So, those are just the various different “jobs” I do, but within being a self-employed sole trader, I wear all of the hats in running my own business, from PR manager to accountant. The list is endless!

What’s an average working day for you?
It’s such a clichéd response but, literally, no two days are the same. So what might be best is to describe today. I logged on to social media as soon as I woke to plan and post the day’s content for the fashion brand I consult for. I also responded to outstanding emails.

Then my first job of the day was shooting some commercial fashion segments with Xposé, so I was shooting on location from 9 am to 2 pm. From there, I went straight to my next job, pulling looks for a shoot I have with Arnotts later in the week.

When I wrapped up there, I returned any pieces from this morning’s shoot to the shops I got them from. In the evening, I caught up with admin – emails, invoicing and VAT returns – before logging back on to social media to post more on behalf of the fashion brand.

All in all, my working day was 7 am – 10 pm and that’s pretty standard hours when I’m busy.

How many days of the week do you work?
It really depends, week-to-week. Some weeks I’ll work six days, some weeks I’ll only be booked three days, but will fill the other days working on planning for future work or contacting brands with ideas.

I need the quieter weeks like that in order for it to be sustainable. Ideally, I’d have someone else reaching out to brands and managing my bookings, but I’ve tried that before and it just works best for me being in control of all elements of the business, from initial enquiry to invoicing after the job.

It probably means I’m a control freak, but you kind of need to be obsessed with your job to survive the craziness when things are busy.

Do your mates/family think you’re mad?
I think my family thought I was mad when I first decided this was what I wanted to do. I didn’t have any contacts in the industry and it probably seemed a bit idealistic that I’d be able to make any money doing this.

But it’s been 10 years now since my first ever fashion internship and I think I’ve proven to them that I can create a sustainable life for myself doing what I love.

My friends think it’s mad how many evenings a week I give up to attend work events for no financial gain, but they also know I work in a job I absolutely love so, if anything, they admire that.

The reason I chose a job in a creative industry is because every job is so different.

Do you ever see a day where you can cut out the side gigs?
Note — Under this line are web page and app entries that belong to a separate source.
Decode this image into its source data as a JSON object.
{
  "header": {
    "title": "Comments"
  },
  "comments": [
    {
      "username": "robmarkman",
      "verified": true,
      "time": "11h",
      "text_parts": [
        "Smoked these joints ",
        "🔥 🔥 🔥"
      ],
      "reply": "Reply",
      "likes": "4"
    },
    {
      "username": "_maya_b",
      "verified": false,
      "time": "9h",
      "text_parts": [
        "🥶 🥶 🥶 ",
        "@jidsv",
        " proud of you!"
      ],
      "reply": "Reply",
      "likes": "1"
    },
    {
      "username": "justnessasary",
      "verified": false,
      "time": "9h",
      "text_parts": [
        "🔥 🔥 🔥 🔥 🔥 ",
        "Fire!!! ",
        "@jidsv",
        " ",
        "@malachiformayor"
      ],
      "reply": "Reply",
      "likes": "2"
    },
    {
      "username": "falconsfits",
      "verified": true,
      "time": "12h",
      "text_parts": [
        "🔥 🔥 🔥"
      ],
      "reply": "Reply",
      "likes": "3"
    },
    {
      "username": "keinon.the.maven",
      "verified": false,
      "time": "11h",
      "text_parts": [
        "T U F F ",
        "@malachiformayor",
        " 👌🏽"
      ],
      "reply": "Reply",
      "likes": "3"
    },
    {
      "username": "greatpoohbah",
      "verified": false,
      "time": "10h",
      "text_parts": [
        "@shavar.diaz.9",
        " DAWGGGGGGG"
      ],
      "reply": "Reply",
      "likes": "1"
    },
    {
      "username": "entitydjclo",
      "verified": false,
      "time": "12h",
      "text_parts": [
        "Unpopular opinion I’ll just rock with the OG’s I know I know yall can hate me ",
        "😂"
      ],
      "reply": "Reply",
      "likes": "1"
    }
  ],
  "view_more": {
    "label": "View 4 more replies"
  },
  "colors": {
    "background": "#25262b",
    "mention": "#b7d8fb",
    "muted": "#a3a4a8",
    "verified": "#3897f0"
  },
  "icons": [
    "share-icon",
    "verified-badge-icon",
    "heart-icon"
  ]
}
Would you want to?
I don’t think I would want to. There aren’t any of my various jobs that I don’t enjoy. I’d definitely be bored doing the same type of shoots day in, day out.

The reason I chose a job in a creative industry – and not in an office where I’d probably earn four times what I earn now –  is because every job is so different and you work with different people all of the time.

I definitely hope to see a day where regular, well-paid work is almost guaranteed and I can pick and choose the jobs I really want to do. I can already see that starting to happen, which only motivates me to work harder.

Stay tuned to for more real-life experiences of freelancers in Ireland.

Feature photo: Tara Stewart

Read more: Will I be able to earn enough to live?

Read more: Diversity is more than a buzzword in fashion

Read more: Improving your negotiation skills at work